At Bugsnag, one of our main goals has always been to help you prioritize and fix the bugs that matter. The purpose of our new Alerting and Workflow Engine is exactly that.
With the new engine, you can create any set of filters in the search bar, save the set of filters as a bookmark, and use this bookmark to filter alerts in order to only receive notifications for errors that matter to you.
In the first blog of this series, we went into detail about how to make use of the new alerting capabilities to minimize noise and deliver only alerts that are relevant and actionable. In this second blog, we will focus on how you can use the new Alerting and Workflow Engine to prioritize and fix the bugs that matter to your team.

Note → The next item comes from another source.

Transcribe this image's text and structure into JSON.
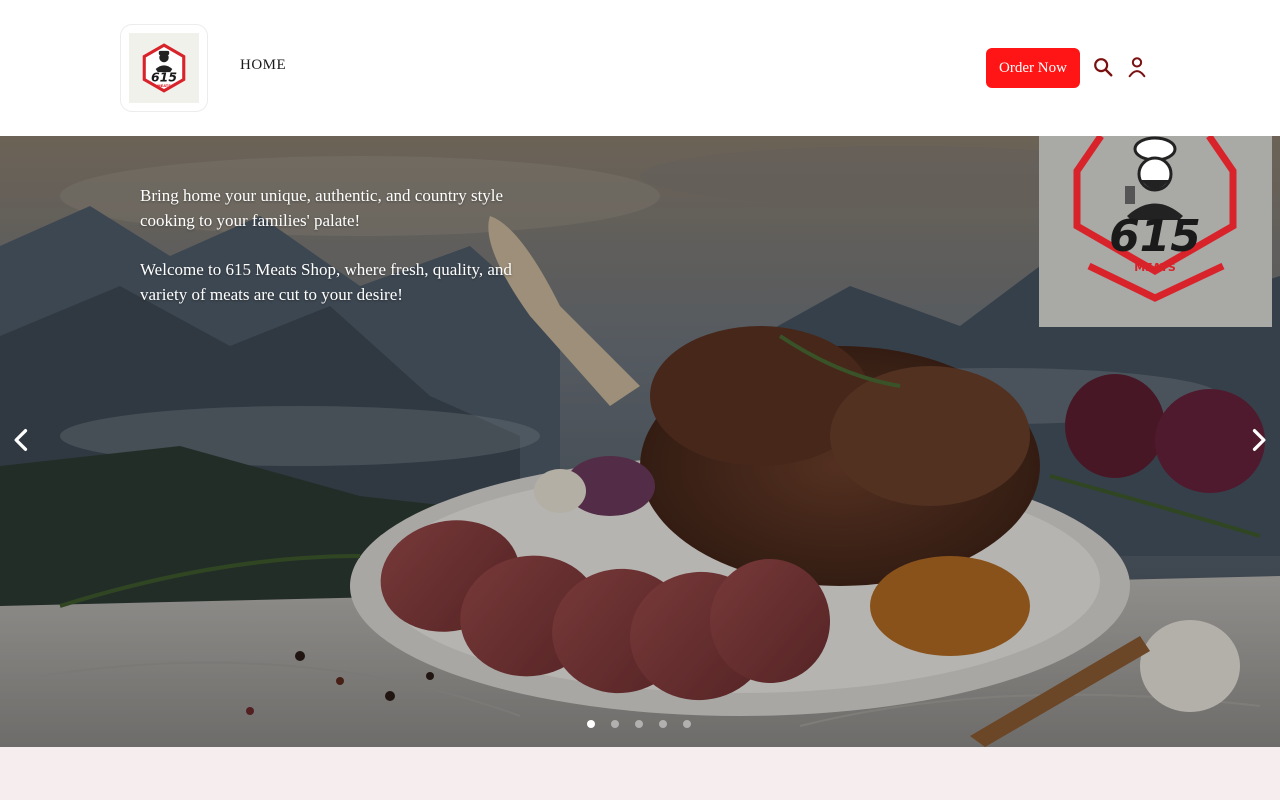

In a large or mid-sized application, different teams will contribute to different parts of the codebase. Suppose your team is one of a dozen teams, all working together on an application that makes a mobile game. Perhaps your team works on maintaining the in-app purchases feature set, while another works on the account setup up flow, and yet another works on character customization features. The team that should be notified of a bug depends on which part of the code a bug originates from. Naturally, your team has no need for notifications about errors originating from another team’s code.
Bugsnag automatically reports the stacktrace, including fields such as file and method. These fields can be used to filter for code that is under the team’s code ownership, saved as a bookmark and added to a notification. Additionally, custom filters can be used to tag any error for code ownership and similarly applied to a notification. When error notifications are being sent directly to the team who owns the code, you can streamline the triaging process and save valuable time for your Release Manager, SRE or Engineering Manager, who may be triaging these errors manually today.
Additionally, error notifications can also be useful in highlighting issues with the specific feature or A/B test group your team is working on. Custom filters can be configured based on feature flags or experiment groups which can subsequently be saved as a bookmark and associated with a notification. This will filter out the noisy alerts from parts of the application you don’t care about and make sure you are notified of every issue with the feature you’re focusing on.
Let’s illustrate with an example of how a team can leverage notifications to be notified of only the errors in their code.
Using this bookmark to filter alerts, you can ensure that the alerts you receive are relevant and actionable for your team. Once you’re aware of the bugs affecting your team without the noise of bugs that originate from another team’s codebase, you can begin to build team alignment around these bugs and prioritize them accordingly.
Stay tuned for the next blog in this series to learn about how you can leverage notifications to identify and prioritize errors affecting your most valuable customers.